_EXERCISE AIM_. An exact repetition of the data below, without images, is the expected answer.
*** Begin section ***
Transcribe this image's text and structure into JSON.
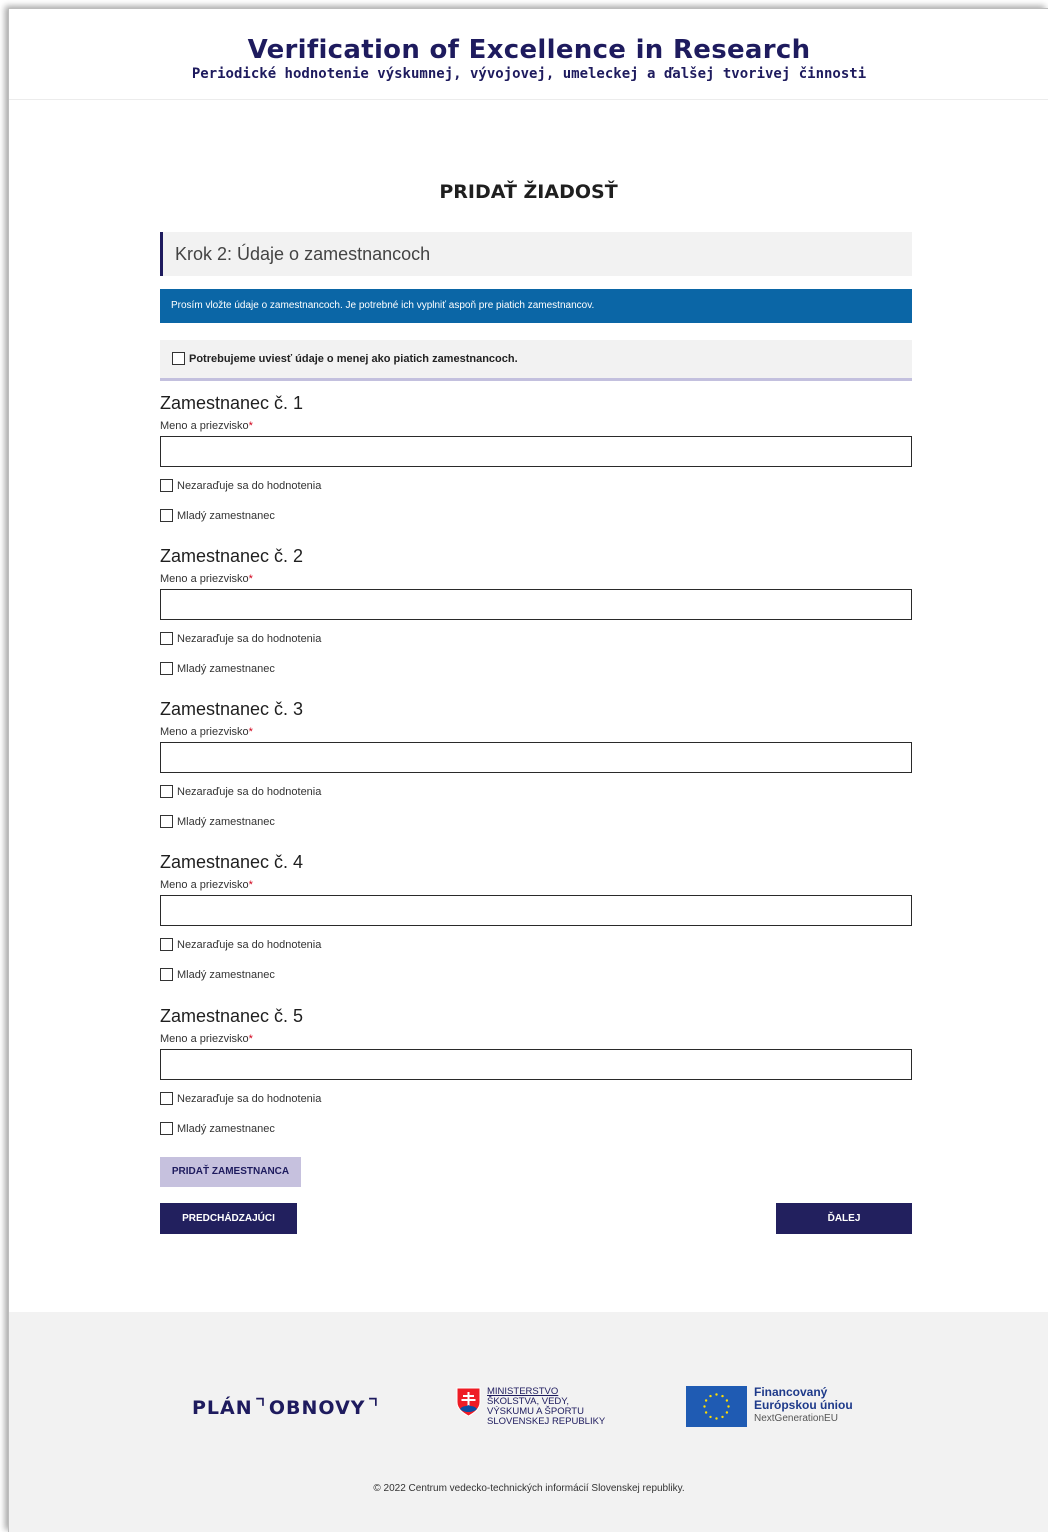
{
  "header": {
    "title": "Verification of Excellence in Research",
    "subtitle": "Periodické hodnotenie výskumnej, vývojovej, umeleckej a ďalšej tvorivej činnosti"
  },
  "page_heading": "PRIDAŤ ŽIADOSŤ",
  "step": "Krok 2: Údaje o zamestnancoch",
  "info": "Prosím vložte údaje o zamestnancoch. Je potrebné ich vyplniť aspoň pre piatich zamestnancov.",
  "fewer_checkbox": "Potrebujeme uviesť údaje o menej ako piatich zamestnancoch.",
  "employees": [
    {
      "title": "Zamestnanec č. 1",
      "label": "Meno a priezvisko",
      "required_mark": "*",
      "value": "",
      "check_excluded": "Nezaraďuje sa do hodnotenia",
      "check_young": "Mladý zamestnanec"
    },
    {
      "title": "Zamestnanec č. 2",
      "label": "Meno a priezvisko",
      "required_mark": "*",
      "value": "",
      "check_excluded": "Nezaraďuje sa do hodnotenia",
      "check_young": "Mladý zamestnanec"
    },
    {
      "title": "Zamestnanec č. 3",
      "label": "Meno a priezvisko",
      "required_mark": "*",
      "value": "",
      "check_excluded": "Nezaraďuje sa do hodnotenia",
      "check_young": "Mladý zamestnanec"
    },
    {
      "title": "Zamestnanec č. 4",
      "label": "Meno a priezvisko",
      "required_mark": "*",
      "value": "",
      "check_excluded": "Nezaraďuje sa do hodnotenia",
      "check_young": "Mladý zamestnanec"
    },
    {
      "title": "Zamestnanec č. 5",
      "label": "Meno a priezvisko",
      "required_mark": "*",
      "value": "",
      "check_excluded": "Nezaraďuje sa do hodnotenia",
      "check_young": "Mladý zamestnanec"
    }
  ],
  "buttons": {
    "add_employee": "PRIDAŤ ZAMESTNANCA",
    "previous": "PREDCHÁDZAJÚCI",
    "next": "ĎALEJ"
  },
  "footer": {
    "plan_logo": {
      "word1": "PLÁN",
      "word2": "OBNOVY"
    },
    "ministry_logo": {
      "line1": "MINISTERSTVO",
      "line2": "ŠKOLSTVA, VEDY,",
      "line3": "VÝSKUMU A ŠPORTU",
      "line4": "SLOVENSKEJ REPUBLIKY"
    },
    "eu_logo": {
      "line1": "Financovaný",
      "line2": "Európskou úniou",
      "line3": "NextGenerationEU"
    },
    "copyright": "© 2022 Centrum vedecko-technických informácií Slovenskej republiky."
  },
  "colors": {
    "brand_navy": "#1e1b5e",
    "info_blue": "#0b66a6",
    "add_button_bg": "#c6c1de",
    "eu_blue": "#1f5bb3"
  }
}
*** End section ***
_OUTPUT FOR THIS TASK_.
Transcribe this image's text and structure into JSON.
{
  "header": {
    "title": "Verification of Excellence in Research",
    "subtitle": "Periodické hodnotenie výskumnej, vývojovej, umeleckej a ďalšej tvorivej činnosti"
  },
  "page_heading": "PRIDAŤ ŽIADOSŤ",
  "step": "Krok 2: Údaje o zamestnancoch",
  "info": "Prosím vložte údaje o zamestnancoch. Je potrebné ich vyplniť aspoň pre piatich zamestnancov.",
  "fewer_checkbox": "Potrebujeme uviesť údaje o menej ako piatich zamestnancoch.",
  "employees": [
    {
      "title": "Zamestnanec č. 1",
      "label": "Meno a priezvisko",
      "required_mark": "*",
      "value": "",
      "check_excluded": "Nezaraďuje sa do hodnotenia",
      "check_young": "Mladý zamestnanec"
    },
    {
      "title": "Zamestnanec č. 2",
      "label": "Meno a priezvisko",
      "required_mark": "*",
      "value": "",
      "check_excluded": "Nezaraďuje sa do hodnotenia",
      "check_young": "Mladý zamestnanec"
    },
    {
      "title": "Zamestnanec č. 3",
      "label": "Meno a priezvisko",
      "required_mark": "*",
      "value": "",
      "check_excluded": "Nezaraďuje sa do hodnotenia",
      "check_young": "Mladý zamestnanec"
    },
    {
      "title": "Zamestnanec č. 4",
      "label": "Meno a priezvisko",
      "required_mark": "*",
      "value": "",
      "check_excluded": "Nezaraďuje sa do hodnotenia",
      "check_young": "Mladý zamestnanec"
    },
    {
      "title": "Zamestnanec č. 5",
      "label": "Meno a priezvisko",
      "required_mark": "*",
      "value": "",
      "check_excluded": "Nezaraďuje sa do hodnotenia",
      "check_young": "Mladý zamestnanec"
    }
  ],
  "buttons": {
    "add_employee": "PRIDAŤ ZAMESTNANCA",
    "previous": "PREDCHÁDZAJÚCI",
    "next": "ĎALEJ"
  },
  "footer": {
    "plan_logo": {
      "word1": "PLÁN",
      "word2": "OBNOVY"
    },
    "ministry_logo": {
      "line1": "MINISTERSTVO",
      "line2": "ŠKOLSTVA, VEDY,",
      "line3": "VÝSKUMU A ŠPORTU",
      "line4": "SLOVENSKEJ REPUBLIKY"
    },
    "eu_logo": {
      "line1": "Financovaný",
      "line2": "Európskou úniou",
      "line3": "NextGenerationEU"
    },
    "copyright": "© 2022 Centrum vedecko-technických informácií Slovenskej republiky."
  },
  "colors": {
    "brand_navy": "#1e1b5e",
    "info_blue": "#0b66a6",
    "add_button_bg": "#c6c1de",
    "eu_blue": "#1f5bb3"
  }
}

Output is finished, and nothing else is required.